We have this herb garden that is finally doing well now that it's outside in the sun and balmy weather. It did poorly when it was inside well into the April freeze. We tried to keep turning it around to get even sun but then the herb stems just grew in circles.
Mustard seeds were among those in the seed kit, so we planted them along with the others. Now we've got this big spicy-smelling mustard flower (left), and it has occurred to us that we have no idea what to do with it. I mean, it's the mustard seeds you want, right? So are we supposed to be harvesting seeds out of this thing? Where are the seeds? Will they be sticky or gross in some way? And how many should there be? We clearly have a lot to learn.
So I looked on the ever-useful Web and found this on Looksmart, from Flower and Garden Magazine. Of particular interest:

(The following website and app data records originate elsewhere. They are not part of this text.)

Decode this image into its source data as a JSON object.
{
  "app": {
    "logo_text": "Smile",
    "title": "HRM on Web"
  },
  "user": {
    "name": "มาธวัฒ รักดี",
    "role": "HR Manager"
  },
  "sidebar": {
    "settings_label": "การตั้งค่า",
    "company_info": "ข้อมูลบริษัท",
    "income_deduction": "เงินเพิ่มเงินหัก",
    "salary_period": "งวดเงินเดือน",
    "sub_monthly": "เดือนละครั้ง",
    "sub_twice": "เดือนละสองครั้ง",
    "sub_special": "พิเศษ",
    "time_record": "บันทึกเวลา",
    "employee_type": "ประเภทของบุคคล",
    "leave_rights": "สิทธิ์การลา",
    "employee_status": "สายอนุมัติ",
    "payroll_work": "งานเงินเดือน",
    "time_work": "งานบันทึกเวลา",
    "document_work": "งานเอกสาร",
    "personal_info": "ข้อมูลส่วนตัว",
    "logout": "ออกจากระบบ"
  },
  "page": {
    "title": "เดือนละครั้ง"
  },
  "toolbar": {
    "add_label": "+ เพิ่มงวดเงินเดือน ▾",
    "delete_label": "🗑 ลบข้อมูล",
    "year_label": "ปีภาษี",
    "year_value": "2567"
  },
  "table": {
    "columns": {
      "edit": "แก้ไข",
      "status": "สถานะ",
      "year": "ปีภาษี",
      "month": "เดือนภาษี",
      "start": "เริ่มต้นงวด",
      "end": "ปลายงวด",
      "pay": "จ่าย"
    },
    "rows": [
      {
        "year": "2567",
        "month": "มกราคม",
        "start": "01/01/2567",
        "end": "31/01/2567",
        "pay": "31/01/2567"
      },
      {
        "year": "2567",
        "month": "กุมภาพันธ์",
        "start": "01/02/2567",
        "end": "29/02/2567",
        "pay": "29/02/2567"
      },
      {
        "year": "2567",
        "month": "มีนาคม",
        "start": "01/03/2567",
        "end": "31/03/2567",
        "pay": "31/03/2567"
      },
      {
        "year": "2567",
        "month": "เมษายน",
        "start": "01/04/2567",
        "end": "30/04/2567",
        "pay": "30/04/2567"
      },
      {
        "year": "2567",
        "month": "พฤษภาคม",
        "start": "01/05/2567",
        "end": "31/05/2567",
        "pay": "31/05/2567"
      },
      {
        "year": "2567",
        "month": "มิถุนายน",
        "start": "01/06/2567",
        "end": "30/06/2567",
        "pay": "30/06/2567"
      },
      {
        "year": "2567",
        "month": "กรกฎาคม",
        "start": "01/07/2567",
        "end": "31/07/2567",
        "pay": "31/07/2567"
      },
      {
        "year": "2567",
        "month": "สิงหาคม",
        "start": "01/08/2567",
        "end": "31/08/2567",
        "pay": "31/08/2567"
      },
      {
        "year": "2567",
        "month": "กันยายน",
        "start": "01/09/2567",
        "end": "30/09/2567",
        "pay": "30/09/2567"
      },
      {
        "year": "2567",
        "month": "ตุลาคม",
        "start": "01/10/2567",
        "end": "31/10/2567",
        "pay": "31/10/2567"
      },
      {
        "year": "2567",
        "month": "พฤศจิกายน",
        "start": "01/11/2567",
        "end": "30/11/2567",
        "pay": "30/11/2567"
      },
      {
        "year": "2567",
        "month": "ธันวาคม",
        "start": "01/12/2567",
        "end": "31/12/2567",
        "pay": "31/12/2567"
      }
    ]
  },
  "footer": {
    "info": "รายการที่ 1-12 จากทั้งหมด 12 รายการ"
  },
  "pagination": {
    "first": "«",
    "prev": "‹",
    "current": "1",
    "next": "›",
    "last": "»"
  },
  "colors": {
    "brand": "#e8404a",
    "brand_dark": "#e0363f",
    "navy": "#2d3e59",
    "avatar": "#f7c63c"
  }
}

By midsummer, the plants will be 3 feet high and covered with brilliant yellow flowers. As the flowers fade, seed pods start to form and by August the mature seed pods will be ready for harvest. The pods have an explosive nature when fully ripe and easily burst and scatter seed. To avoid losing valuable seed, harvest when the plants begin to yellow but before the pods become too brittle.I have been known to eat half a jar of Grey Poupon with my burger and fries, so I am no joke re: the mustard. I have five varieties in the fridge right now. I guess as long as we pay attention and snag the pods before they explode, I could actually make my own. That would rock.
Meanwhile, the second potato plant experiment seems to be going much better than the first. This plant (right) has purple flowers! Very promising. We may end up with some potatoes this year after all. We've also got about 10 red potatoes planted in the dirt in the back yard, but that topsoil was mixed with clay, so it might not be as fertile.
We'll just have to see what happens.